Baltimore cares about home, neighborhoods and community. D.C. cares about power, status and being seen.

Orioles-Nationals may be a rivalry for Baltimore, but the perception is D.C. doesn’t care enough about anything other than hoops and pro football before Snyder to invest in a so-called Beltway rivalry.

D.C. lost baseball twice for very valid reasons. Then Nationals baseball became fashionable before it didn’t again. And the fashionable is why Baltimore wanted them gone in the first place.

Yes, Baltimore got its wish, but it still wishes the Washington Nationals did not exist.

Both cities are crazy about University of Maryland basketball, but D.C. also has Georgetown. Baltimore seems to care about Maryland football more than Washington does, because in D.C., every thought, moment and prayer of the football season used to be devoted to you know who.

Oddly enough, you will find Washington Wizards fans in Baltimore. And I say oddly enough because the Wizards used to be the Baltimore Bullets, and they played their games directly in the heart of downtown.

You’ll even find Washington Capitals fans in Baltimore, likely because the Caps’ chief rival is the Pittsburgh Penguins. And it is Pittsburgh that provides Baltimore and Washington with their only shared professional sports dislike.

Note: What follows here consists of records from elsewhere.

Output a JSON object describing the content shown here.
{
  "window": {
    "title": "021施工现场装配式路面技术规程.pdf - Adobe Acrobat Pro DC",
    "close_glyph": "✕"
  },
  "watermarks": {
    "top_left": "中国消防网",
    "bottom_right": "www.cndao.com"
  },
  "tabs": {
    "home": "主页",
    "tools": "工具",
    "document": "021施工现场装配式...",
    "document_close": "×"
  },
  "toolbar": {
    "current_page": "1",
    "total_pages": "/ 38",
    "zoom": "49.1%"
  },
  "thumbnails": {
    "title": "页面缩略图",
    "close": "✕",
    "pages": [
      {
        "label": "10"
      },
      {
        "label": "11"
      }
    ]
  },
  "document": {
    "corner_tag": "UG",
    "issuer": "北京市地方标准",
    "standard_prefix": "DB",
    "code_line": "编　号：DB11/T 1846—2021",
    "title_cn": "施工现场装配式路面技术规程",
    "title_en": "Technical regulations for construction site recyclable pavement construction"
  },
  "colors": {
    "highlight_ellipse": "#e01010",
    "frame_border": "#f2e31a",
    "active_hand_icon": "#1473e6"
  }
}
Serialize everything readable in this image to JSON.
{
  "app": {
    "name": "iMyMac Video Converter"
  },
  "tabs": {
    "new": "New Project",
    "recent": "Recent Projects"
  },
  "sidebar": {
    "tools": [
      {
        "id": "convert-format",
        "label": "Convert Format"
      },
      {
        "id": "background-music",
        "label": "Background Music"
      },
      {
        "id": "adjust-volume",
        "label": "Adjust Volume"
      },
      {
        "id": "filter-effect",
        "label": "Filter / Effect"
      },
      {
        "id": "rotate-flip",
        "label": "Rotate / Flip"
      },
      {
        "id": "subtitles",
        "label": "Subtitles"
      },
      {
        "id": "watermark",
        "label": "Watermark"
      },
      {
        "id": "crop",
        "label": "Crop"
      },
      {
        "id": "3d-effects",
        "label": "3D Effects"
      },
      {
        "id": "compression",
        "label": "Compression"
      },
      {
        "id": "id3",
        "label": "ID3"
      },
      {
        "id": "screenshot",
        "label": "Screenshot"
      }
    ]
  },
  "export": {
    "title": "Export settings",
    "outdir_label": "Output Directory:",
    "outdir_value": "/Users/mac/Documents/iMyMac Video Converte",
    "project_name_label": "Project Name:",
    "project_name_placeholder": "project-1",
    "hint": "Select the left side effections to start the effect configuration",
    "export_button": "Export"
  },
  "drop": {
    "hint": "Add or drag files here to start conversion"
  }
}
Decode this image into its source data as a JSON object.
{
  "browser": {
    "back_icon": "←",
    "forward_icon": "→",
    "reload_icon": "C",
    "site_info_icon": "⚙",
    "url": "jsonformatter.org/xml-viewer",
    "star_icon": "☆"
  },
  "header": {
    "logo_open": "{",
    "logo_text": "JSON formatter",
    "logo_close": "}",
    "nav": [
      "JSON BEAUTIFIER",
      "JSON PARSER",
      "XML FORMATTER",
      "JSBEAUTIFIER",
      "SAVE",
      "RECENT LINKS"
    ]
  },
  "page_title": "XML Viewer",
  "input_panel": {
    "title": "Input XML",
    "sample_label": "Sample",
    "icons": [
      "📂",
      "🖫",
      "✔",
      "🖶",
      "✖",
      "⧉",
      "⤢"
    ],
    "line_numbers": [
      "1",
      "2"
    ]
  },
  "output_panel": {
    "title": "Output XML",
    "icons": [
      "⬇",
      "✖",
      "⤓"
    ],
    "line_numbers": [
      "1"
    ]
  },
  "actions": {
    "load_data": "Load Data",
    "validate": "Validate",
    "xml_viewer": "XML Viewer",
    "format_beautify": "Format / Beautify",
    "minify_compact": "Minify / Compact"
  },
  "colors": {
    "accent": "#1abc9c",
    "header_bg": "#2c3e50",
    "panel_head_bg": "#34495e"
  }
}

Baltimore doesn’t mind the Pirates, despite two seven-game World Series losses to Pittsburgh. Baltimore very much minds the Steelers, though, and that feeling of fan disdain seems to carry over somewhat to the Penguins, of whom a mere mention will make even the most emotionally uninvolved D.C. sports fan wince.

Both cities fascinate me. But while I lived in the D.C. area and enjoyed it immensely, sans guns, it is good old Bawlmer, hon that lives in my heart, as I am drawn to Baltimore’s civic pride, its neighborhoods, its grit, its loyalty, its stubbornness and, yes, its inferiority complex. I can relate to Baltimore better than I can any place in the world other than Cumberland. And that’s just the way it’s been and always will be.

Thus, to paraphrase Ashley Wilkes when he reluctantly agreed to support the South in the Civil War, “Well, gentlemen, if Baltimore fights, I go with her.”

So, if Baltimore says it’s a rivalry, it’s a rivalry. For by viewing Baltimore to be so insignificant the way Duke always tried to do with Maryland, D.C. has insulted Baltimore.

At least that’s what Baltimore believes … Which means I believe it, too.

Mike Burke writes about sports and other stuff for Allegany Communications. He began covering sports for the Prince George’s Sentinel in 1981 and joined the Cumberland Times-News sports staff in 1984, serving as sports editor for over 30 years. Contact him at [email protected] and [email protected]. Follow him on Twitter @MikeBurkeMDT